*INSTRUCTIONS TO FOLLOW:* Omit every picture, then return each line of the data below exactly.

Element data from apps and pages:
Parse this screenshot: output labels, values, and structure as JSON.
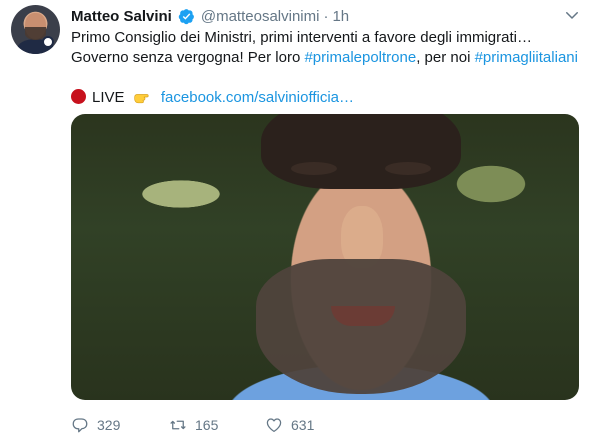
{
  "tweet": {
    "author_name": "Matteo Salvini",
    "handle": "@matteosalvinimi",
    "separator": "·",
    "time": "1h",
    "lines": [
      "Primo Consiglio dei Ministri, primi interventi a favore degli immigrati…"
    ],
    "line2_prefix": "Governo senza vergogna! Per loro ",
    "hashtag1": "#primalepoltrone",
    "line2_middle": ", per noi ",
    "hashtag2": "#primagliitaliani",
    "live_label": "LIVE",
    "link_text": "facebook.com/salviniofficia…",
    "counts": {
      "replies": "329",
      "retweets": "165",
      "likes": "631"
    }
  },
  "colors": {
    "text": "#14171a",
    "secondary": "#657786",
    "link": "#1b95e0",
    "verified": "#1da1f2",
    "live": "#c7111d"
  },
  "icons": {
    "verified": "verified-badge-icon",
    "menu": "chevron-down-icon",
    "live": "red-circle-icon",
    "pointer": "pointing-hand-icon",
    "reply": "reply-icon",
    "retweet": "retweet-icon",
    "like": "heart-icon"
  }
}
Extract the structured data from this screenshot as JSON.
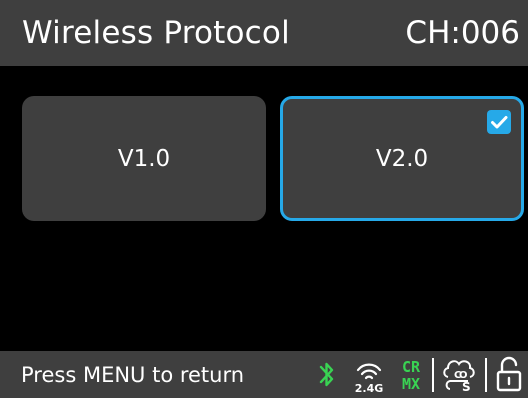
{
  "header": {
    "title": "Wireless Protocol",
    "channel": "CH:006"
  },
  "options": [
    {
      "label": "V1.0",
      "selected": false
    },
    {
      "label": "V2.0",
      "selected": true
    }
  ],
  "footer": {
    "hint": "Press MENU to return",
    "status_icons": {
      "bluetooth": {
        "icon": "bluetooth-icon",
        "color": "#39d353"
      },
      "wireless": {
        "icon": "wireless-2.4g-icon",
        "label": "2.4G",
        "color": "#ffffff"
      },
      "crmx": {
        "icon": "crmx-icon",
        "line1": "CR",
        "line2": "MX",
        "color": "#39d353"
      },
      "dmx": {
        "icon": "cos-icon",
        "label": "COS",
        "color": "#ffffff"
      },
      "lock": {
        "icon": "unlocked-icon",
        "color": "#ffffff"
      }
    }
  },
  "colors": {
    "background": "#000000",
    "panel": "#3f3f3f",
    "accent": "#26a9e8",
    "active_green": "#39d353"
  }
}
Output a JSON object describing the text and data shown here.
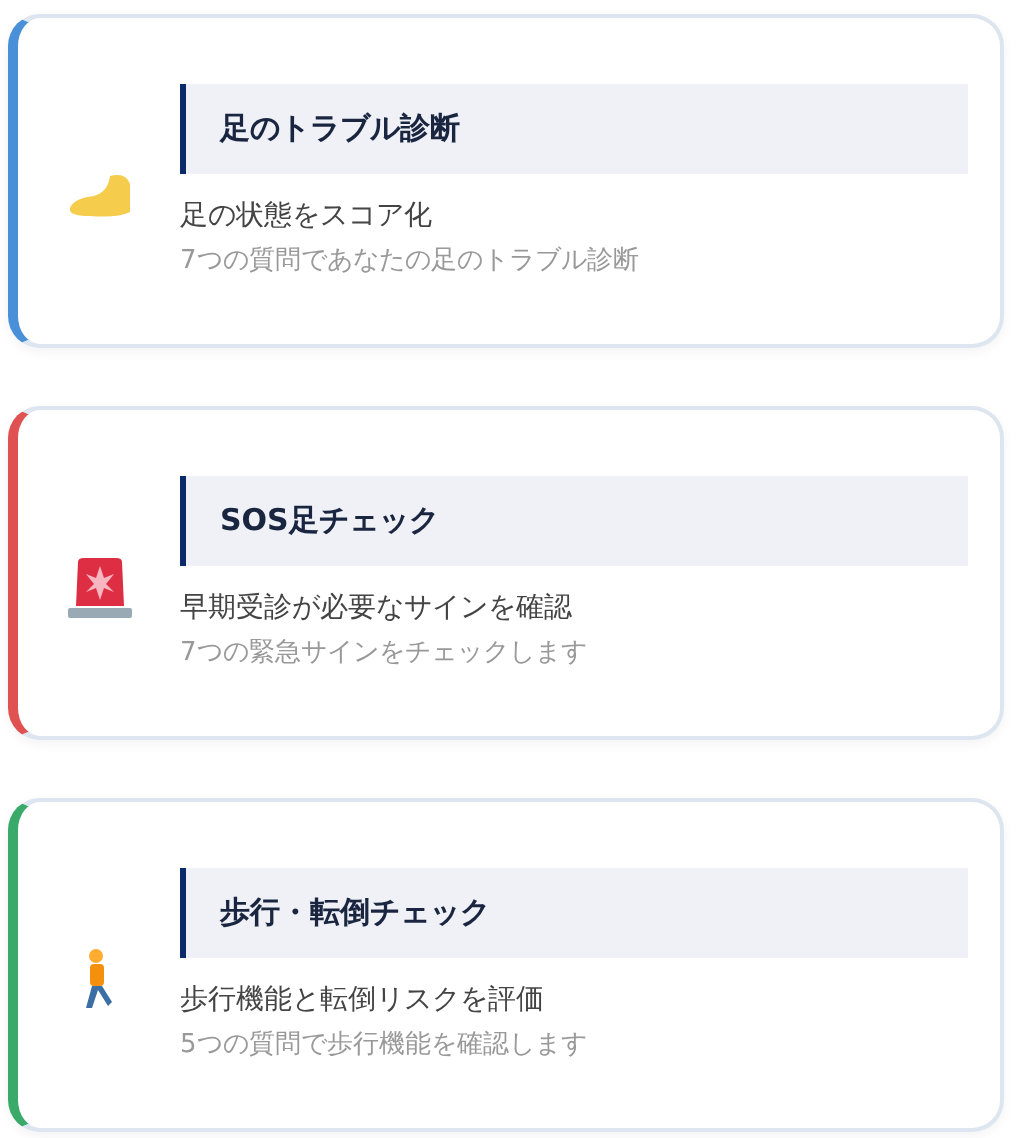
{
  "cards": [
    {
      "kind": "foot",
      "color": "#4a90d9",
      "title": "足のトラブル診断",
      "subtitle": "足の状態をスコア化",
      "description": "7つの質問であなたの足のトラブル診断"
    },
    {
      "kind": "siren",
      "color": "#e05252",
      "title": "SOS足チェック",
      "subtitle": "早期受診が必要なサインを確認",
      "description": "7つの緊急サインをチェックします"
    },
    {
      "kind": "walker",
      "color": "#3aaa6a",
      "title": "歩行・転倒チェック",
      "subtitle": "歩行機能と転倒リスクを評価",
      "description": "5つの質問で歩行機能を確認します"
    }
  ]
}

*RESPONSE:*
Parse this screenshot: output labels, values, and structure as JSON.
{
  "tweet": {
    "author_name": "Matteo Salvini",
    "handle": "@matteosalvinimi",
    "separator": "·",
    "time": "1h",
    "lines": [
      "Primo Consiglio dei Ministri, primi interventi a favore degli immigrati…"
    ],
    "line2_prefix": "Governo senza vergogna! Per loro ",
    "hashtag1": "#primalepoltrone",
    "line2_middle": ", per noi ",
    "hashtag2": "#primagliitaliani",
    "live_label": "LIVE",
    "link_text": "facebook.com/salviniofficia…",
    "counts": {
      "replies": "329",
      "retweets": "165",
      "likes": "631"
    }
  },
  "colors": {
    "text": "#14171a",
    "secondary": "#657786",
    "link": "#1b95e0",
    "verified": "#1da1f2",
    "live": "#c7111d"
  },
  "icons": {
    "verified": "verified-badge-icon",
    "menu": "chevron-down-icon",
    "live": "red-circle-icon",
    "pointer": "pointing-hand-icon",
    "reply": "reply-icon",
    "retweet": "retweet-icon",
    "like": "heart-icon"
  }
}
Extract the structured data from this screenshot as JSON.
{
  "header": {
    "title": "Wireless Protocol",
    "channel": "CH:006"
  },
  "options": [
    {
      "label": "V1.0",
      "selected": false
    },
    {
      "label": "V2.0",
      "selected": true
    }
  ],
  "footer": {
    "hint": "Press MENU to return",
    "status_icons": {
      "bluetooth": {
        "icon": "bluetooth-icon",
        "color": "#39d353"
      },
      "wireless": {
        "icon": "wireless-2.4g-icon",
        "label": "2.4G",
        "color": "#ffffff"
      },
      "crmx": {
        "icon": "crmx-icon",
        "line1": "CR",
        "line2": "MX",
        "color": "#39d353"
      },
      "dmx": {
        "icon": "cos-icon",
        "label": "COS",
        "color": "#ffffff"
      },
      "lock": {
        "icon": "unlocked-icon",
        "color": "#ffffff"
      }
    }
  },
  "colors": {
    "background": "#000000",
    "panel": "#3f3f3f",
    "accent": "#26a9e8",
    "active_green": "#39d353"
  }
}
Output a JSON object describing the text and data shown here.
{
  "cards": [
    {
      "kind": "foot",
      "color": "#4a90d9",
      "title": "足のトラブル診断",
      "subtitle": "足の状態をスコア化",
      "description": "7つの質問であなたの足のトラブル診断"
    },
    {
      "kind": "siren",
      "color": "#e05252",
      "title": "SOS足チェック",
      "subtitle": "早期受診が必要なサインを確認",
      "description": "7つの緊急サインをチェックします"
    },
    {
      "kind": "walker",
      "color": "#3aaa6a",
      "title": "歩行・転倒チェック",
      "subtitle": "歩行機能と転倒リスクを評価",
      "description": "5つの質問で歩行機能を確認します"
    }
  ]
}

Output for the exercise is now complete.